Amid several disappointments of the 2021 UN climate conference in Glasgow, one sign of hope was the agreement on financing for adaptation to climate change. Developed countries agreed to double adaptation finance for poorer nations by 2025, from 2019 levels.
Camps made up of thousands of tents and shacks have mushroomed in Chile due to the failure of housing policies and official subsidies for the sector, aggravated by the rise in poverty, the covid-19 pandemic and the massive influx of immigrants.
The Brazilian megalopolis of São Paulo recorded 932 flooded premises on Feb. 10, 2020. The Mexican city of Tula de Allende was under water for 48 hours in September 2021. In Lima it almost never rains, but the rivers in the Peruvian capital overflowed in 2017 and left several outlying municipalities covered with mud.
Many low fertility countries
are having future fertility fantasies. It’s time for them to end those fantasies and prepare for a future of below replacement
fertility with demographic ageing and without immigration declining populations.
Whether you look at society, the environment, or technology – the world is changing rapidly. Global organizations strive to adapt to this change. The United Nations, for example, has developed the Sustainable Development Goals as a blueprint for human development.
Small farmer Francisco Martínez pushed his son’s wheelchair to another part of the courtyard of their house, located in a small coastal community in El Salvador, before saying sadly: "It would be a great injustice if they kicked us out of here."
The widespread 21-month-old lockdown, triggered by the corona virus pandemic, had a destructive impact on the global economy, claimed over 5.2 million lives, destabilized governments and radically changed lifestyles worldwide.
COVID-19 highlighted significant gaps in the world’s ability to deal with pandemics, and it’s crucial these are addressed to mitigate the impacts of future global health problems, Masato Kanda, Japan’s Vice Minister of Finance for International Affairs, told a recent online meeting of parliamentarians.
This week I called out to the world to warn them that inequalities are making us all unsafe. I noted starkly our new analysis that we face millions of additional AIDS deaths – 7.7 million in the next decade alone – as well continued devastation from pandemics, unless leaders address the inequalities which drive them. We have to treat this threat as an emergency, as a red alert.

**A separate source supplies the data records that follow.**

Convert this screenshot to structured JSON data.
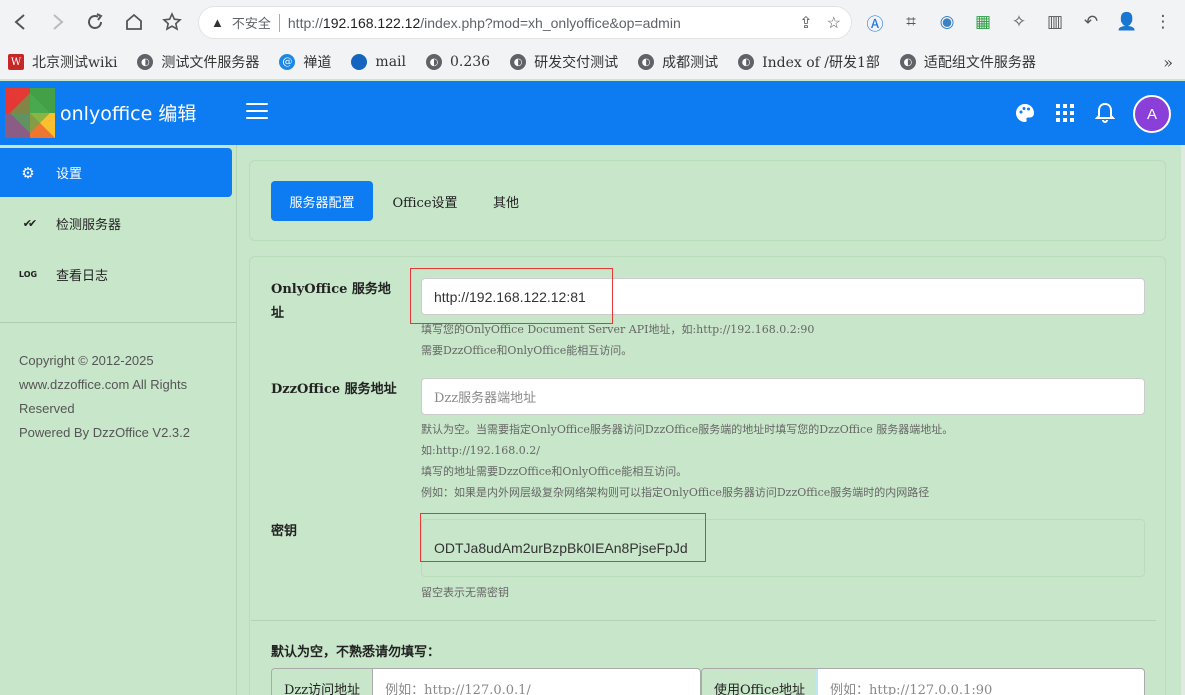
{
  "browser": {
    "insecure_label": "不安全",
    "url_prefix": "http://",
    "url_host": "192.168.122.12",
    "url_rest": "/index.php?mod=xh_onlyoffice&op=admin",
    "bookmarks": [
      {
        "label": "北京测试wiki",
        "icon": "wiki-icon"
      },
      {
        "label": "测试文件服务器",
        "icon": "globe-icon"
      },
      {
        "label": "禅道",
        "icon": "zentao-icon"
      },
      {
        "label": "mail",
        "icon": "mail-icon"
      },
      {
        "label": "0.236",
        "icon": "globe-icon"
      },
      {
        "label": "研发交付测试",
        "icon": "globe-icon"
      },
      {
        "label": "成都测试",
        "icon": "globe-icon"
      },
      {
        "label": "Index of /研发1部",
        "icon": "globe-icon"
      },
      {
        "label": "适配组文件服务器",
        "icon": "globe-icon"
      }
    ],
    "more_label": "»"
  },
  "header": {
    "title": "onlyoffice 编辑",
    "avatar_letter": "A",
    "colors": {
      "primary": "#0d7cf2",
      "avatar": "#8b3fd9"
    }
  },
  "sidebar": {
    "items": [
      {
        "label": "设置",
        "icon": "gear-icon",
        "glyph": "⚙"
      },
      {
        "label": "检测服务器",
        "icon": "check-double-icon",
        "glyph": "✔✔"
      },
      {
        "label": "查看日志",
        "icon": "log-icon",
        "glyph": "LOG"
      }
    ],
    "copyright_lines": [
      "Copyright © 2012-2025",
      "www.dzzoffice.com All Rights",
      "Reserved",
      "Powered By DzzOffice V2.3.2"
    ]
  },
  "tabs": [
    {
      "label": "服务器配置",
      "active": true
    },
    {
      "label": "Office设置",
      "active": false
    },
    {
      "label": "其他",
      "active": false
    }
  ],
  "form": {
    "onlyoffice_url": {
      "label": "OnlyOffice 服务地址",
      "value": "http://192.168.122.12:81",
      "help": [
        "填写您的OnlyOffice Document Server API地址，如:http://192.168.0.2:90",
        "需要DzzOffice和OnlyOffice能相互访问。"
      ]
    },
    "dzzoffice_url": {
      "label": "DzzOffice 服务地址",
      "placeholder": "Dzz服务器端地址",
      "help": [
        "默认为空。当需要指定OnlyOffice服务器访问DzzOffice服务端的地址时填写您的DzzOffice 服务器端地址。",
        "如:http://192.168.0.2/",
        "填写的地址需要DzzOffice和OnlyOffice能相互访问。",
        "例如：如果是内外网层级复杂网络架构则可以指定OnlyOffice服务器访问DzzOffice服务端时的内网路径"
      ]
    },
    "secret": {
      "label": "密钥",
      "value": "ODTJa8udAm2urBzpBk0IEAn8PjseFpJd",
      "help": "留空表示无需密钥"
    },
    "advanced_title": "默认为空，不熟悉请勿填写：",
    "dzz_access": {
      "label": "Dzz访问地址",
      "placeholder": "例如：http://127.0.0.1/"
    },
    "office_use": {
      "label": "使用Office地址",
      "placeholder": "例如：http://127.0.0.1:90"
    }
  }
}
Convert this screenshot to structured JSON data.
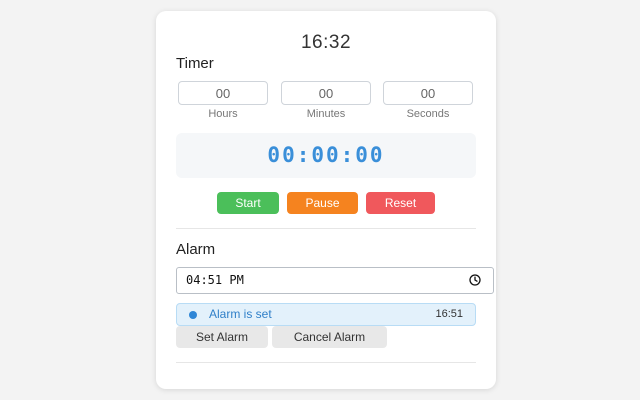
{
  "clock": {
    "time": "16:32"
  },
  "timer": {
    "title": "Timer",
    "hours": {
      "value": "00",
      "label": "Hours"
    },
    "minutes": {
      "value": "00",
      "label": "Minutes"
    },
    "seconds": {
      "value": "00",
      "label": "Seconds"
    },
    "display": "00:00:00",
    "buttons": {
      "start": "Start",
      "pause": "Pause",
      "reset": "Reset"
    }
  },
  "alarm": {
    "title": "Alarm",
    "input_value": "04:51 PM",
    "status_text": "Alarm is set",
    "status_time": "16:51",
    "buttons": {
      "set": "Set Alarm",
      "cancel": "Cancel Alarm"
    }
  },
  "colors": {
    "start": "#4bbf5a",
    "pause": "#f5831f",
    "reset": "#f0585c",
    "display_text": "#3a8fd9",
    "status_bg": "#e3f1fb"
  },
  "icons": {
    "time_picker": "clock-icon",
    "status": "dot-icon"
  }
}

The Covid-19 pandemic aggravated Africa's already severe employment crisis. The solution lies in a long-term political and economic transformation.
With world population approaching 8 billion
humans, the demographic growth of nations is unfortunately largely ignored by governments whenever climate change is considered.
The overuse and misuse of antimicrobial medicines and chemicals
has become the main driver of antimicrobial resistance (AMR) and drug-resistant infections that threaten human health and the global economy.
A week has gone by since COP 26 with 197 Parties ended in the Scottish city of Glasgow on extended time last Saturday. Climate change which covers wide array of issues affecting all living beings engaged the people around the world for COP 26 in a way never experienced since COP1 was held in Berlin in 1995.
At the United Nations General Assembly meeting in September, Brazilian President Jair Bolsonaro used his allotted time at the podium to recount his views
on Covid-19. He extolled the virtues of treatments that have been rejected by scientists and proclaimed that he had benefitted from the anti-malarial drug hydroxychloroquine.
A growing digital divide is emerging as a major threat to a robust recovery from the Covid-19 pandemic
, according to new research
by the European Bank for Reconstruction and Development (EBRD).